- Directions -
Below are the records; give the number of their lines that contain the word "from" and nothing more.
*** Input Section Begins ***
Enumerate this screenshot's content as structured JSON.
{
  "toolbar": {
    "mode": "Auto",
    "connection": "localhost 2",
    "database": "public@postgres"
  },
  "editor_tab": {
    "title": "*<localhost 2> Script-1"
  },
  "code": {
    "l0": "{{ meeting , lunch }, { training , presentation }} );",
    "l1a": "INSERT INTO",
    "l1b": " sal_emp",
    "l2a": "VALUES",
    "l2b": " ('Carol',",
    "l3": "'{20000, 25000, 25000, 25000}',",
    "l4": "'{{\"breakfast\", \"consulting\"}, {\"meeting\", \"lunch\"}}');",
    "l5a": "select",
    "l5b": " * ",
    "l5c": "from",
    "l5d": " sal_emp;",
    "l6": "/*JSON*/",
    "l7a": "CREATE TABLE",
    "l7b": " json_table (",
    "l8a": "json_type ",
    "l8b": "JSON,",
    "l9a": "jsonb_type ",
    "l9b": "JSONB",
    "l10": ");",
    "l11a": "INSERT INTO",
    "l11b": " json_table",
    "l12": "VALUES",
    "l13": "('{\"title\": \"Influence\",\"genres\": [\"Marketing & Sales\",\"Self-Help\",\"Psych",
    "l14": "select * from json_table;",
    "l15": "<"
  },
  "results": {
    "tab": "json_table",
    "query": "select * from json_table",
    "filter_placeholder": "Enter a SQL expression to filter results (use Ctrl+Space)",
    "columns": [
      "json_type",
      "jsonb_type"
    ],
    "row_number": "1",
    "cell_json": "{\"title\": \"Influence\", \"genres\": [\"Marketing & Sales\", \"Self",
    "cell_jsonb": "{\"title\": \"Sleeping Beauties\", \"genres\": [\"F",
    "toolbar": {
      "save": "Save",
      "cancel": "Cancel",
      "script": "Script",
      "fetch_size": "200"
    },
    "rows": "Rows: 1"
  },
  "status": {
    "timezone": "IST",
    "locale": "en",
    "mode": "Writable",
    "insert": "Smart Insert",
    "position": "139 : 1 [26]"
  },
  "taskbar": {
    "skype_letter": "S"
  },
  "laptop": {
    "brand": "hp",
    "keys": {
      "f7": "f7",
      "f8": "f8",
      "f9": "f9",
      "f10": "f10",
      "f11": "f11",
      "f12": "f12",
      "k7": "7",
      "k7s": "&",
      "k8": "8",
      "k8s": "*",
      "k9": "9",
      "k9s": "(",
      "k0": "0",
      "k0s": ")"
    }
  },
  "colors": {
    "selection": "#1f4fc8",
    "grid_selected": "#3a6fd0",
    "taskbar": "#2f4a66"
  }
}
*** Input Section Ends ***
- Response box -
3